SUBJECT: Ph.D. Dissertation Defense
BY: Thomas Bougher
TIME: Friday, October 23, 2015, 1:00 p.m.
PLACE: MRDC Building, 4211
TITLE: Photothermal Characterization of Thermal Transport in Carbon Nanotubes and Nanostructured Polymers
COMMITTEE: Dr. Baratunde Cola, Chair (ME)
Dr. Samuel Graham (ME)
Dr. Satish Kumar (ME)
Dr. Mark Losego (MSE)
Dr. Chuck Zhang (IYSE)

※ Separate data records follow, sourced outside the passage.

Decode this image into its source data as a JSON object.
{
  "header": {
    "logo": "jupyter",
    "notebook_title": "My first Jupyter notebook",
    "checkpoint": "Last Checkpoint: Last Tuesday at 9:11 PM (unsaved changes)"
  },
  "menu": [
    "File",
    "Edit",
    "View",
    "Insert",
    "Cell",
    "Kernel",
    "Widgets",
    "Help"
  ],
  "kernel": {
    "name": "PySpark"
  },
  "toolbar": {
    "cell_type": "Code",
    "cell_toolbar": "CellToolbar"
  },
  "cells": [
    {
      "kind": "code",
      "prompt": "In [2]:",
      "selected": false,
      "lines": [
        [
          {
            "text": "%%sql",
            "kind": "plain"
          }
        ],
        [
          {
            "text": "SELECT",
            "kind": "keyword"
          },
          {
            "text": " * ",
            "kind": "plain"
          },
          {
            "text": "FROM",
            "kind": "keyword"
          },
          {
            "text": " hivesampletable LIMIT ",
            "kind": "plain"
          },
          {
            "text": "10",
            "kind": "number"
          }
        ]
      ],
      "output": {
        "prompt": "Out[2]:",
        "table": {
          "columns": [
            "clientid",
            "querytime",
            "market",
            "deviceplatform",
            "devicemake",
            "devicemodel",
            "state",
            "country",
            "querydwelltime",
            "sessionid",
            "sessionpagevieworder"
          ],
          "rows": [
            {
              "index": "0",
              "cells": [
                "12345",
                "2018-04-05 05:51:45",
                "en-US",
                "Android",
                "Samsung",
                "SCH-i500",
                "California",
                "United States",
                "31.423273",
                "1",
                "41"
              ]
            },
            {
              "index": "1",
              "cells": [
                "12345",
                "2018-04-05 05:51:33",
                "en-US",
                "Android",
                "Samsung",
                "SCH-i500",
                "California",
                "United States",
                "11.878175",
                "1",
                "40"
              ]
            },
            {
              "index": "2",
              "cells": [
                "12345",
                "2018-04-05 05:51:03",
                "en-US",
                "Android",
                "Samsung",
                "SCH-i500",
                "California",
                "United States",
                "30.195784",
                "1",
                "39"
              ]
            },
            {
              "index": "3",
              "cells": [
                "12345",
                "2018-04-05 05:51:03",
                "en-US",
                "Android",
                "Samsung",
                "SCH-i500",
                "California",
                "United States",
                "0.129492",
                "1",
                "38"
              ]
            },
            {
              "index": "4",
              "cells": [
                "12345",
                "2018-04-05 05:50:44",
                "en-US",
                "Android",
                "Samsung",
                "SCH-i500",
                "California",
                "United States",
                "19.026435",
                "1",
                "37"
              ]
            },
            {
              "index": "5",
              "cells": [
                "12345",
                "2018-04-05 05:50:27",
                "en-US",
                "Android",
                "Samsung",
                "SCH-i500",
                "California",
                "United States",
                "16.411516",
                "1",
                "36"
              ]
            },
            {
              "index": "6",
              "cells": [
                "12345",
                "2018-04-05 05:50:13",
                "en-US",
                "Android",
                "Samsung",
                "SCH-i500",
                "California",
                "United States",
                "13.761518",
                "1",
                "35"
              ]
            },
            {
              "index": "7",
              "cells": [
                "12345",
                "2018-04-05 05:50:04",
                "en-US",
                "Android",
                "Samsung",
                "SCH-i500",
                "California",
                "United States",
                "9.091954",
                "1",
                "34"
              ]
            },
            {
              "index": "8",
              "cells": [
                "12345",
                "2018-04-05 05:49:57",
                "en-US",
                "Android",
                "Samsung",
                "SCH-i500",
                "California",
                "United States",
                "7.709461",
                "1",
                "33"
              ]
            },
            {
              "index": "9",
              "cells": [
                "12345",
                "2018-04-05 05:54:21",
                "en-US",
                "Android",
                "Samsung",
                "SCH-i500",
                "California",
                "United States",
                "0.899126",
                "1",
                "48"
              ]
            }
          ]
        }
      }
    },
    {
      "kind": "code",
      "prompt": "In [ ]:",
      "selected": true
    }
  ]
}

As the size of electronics continue to decease and the power density continues to increase, the role of thermal management for electronics becomes increasingly important. To this end a variety of organic materials are employed with the aim of achieving higher thermal conductivity. The three main classes of materials used in this work are: vertical arrays of polymer nanotubes, polymer thin films, and vertical arrays of carbon nanotubes (CNTs). Vertically aligned arrays of polymer nanotubes are synthesized through electrochemical polymerization and melt processing. In both cases the vertically aligned arrays are created using a nanoporous template with pore sizes ranging from 50 to 200 nm. It is found that the nanopores induce alignment of polymer chains in the direction of the pore axis, which increases the thermal conductivity to more than 20 times that of bulk. The vertical arrays of polymer nanotubes are joined to opposing surfaces to create thermal interface materials (TIMs) and the total thermal resistance is measured using the photoacoustic technique. The total resistance of polymer TIMs was as low as 10 mm²-K/W and demonstrated to be thermally stable at elevated temperatures. In addition, the thermal conductivity of conjugated polymer thin films is measured for thin (~100 nm) films and thick (~10 μm) films under various processing and doping conditions. It is found that highly anisotropic electrical conductivity leads to erroneous predictions of through-plane thermal conductivity based upon the Wiedemann-Franz law. Modifications of the photoacoustic technique and TDTR are demonstrated for measurement of CNT thermal conductivity and contact resistance. These techniques are used to characterize vertically aligned CNT forests infiltrated with a conducting polymer. This composite was found to reduce the total thermal resistance of CNT TIMs to as low as 2 mm²-K/W.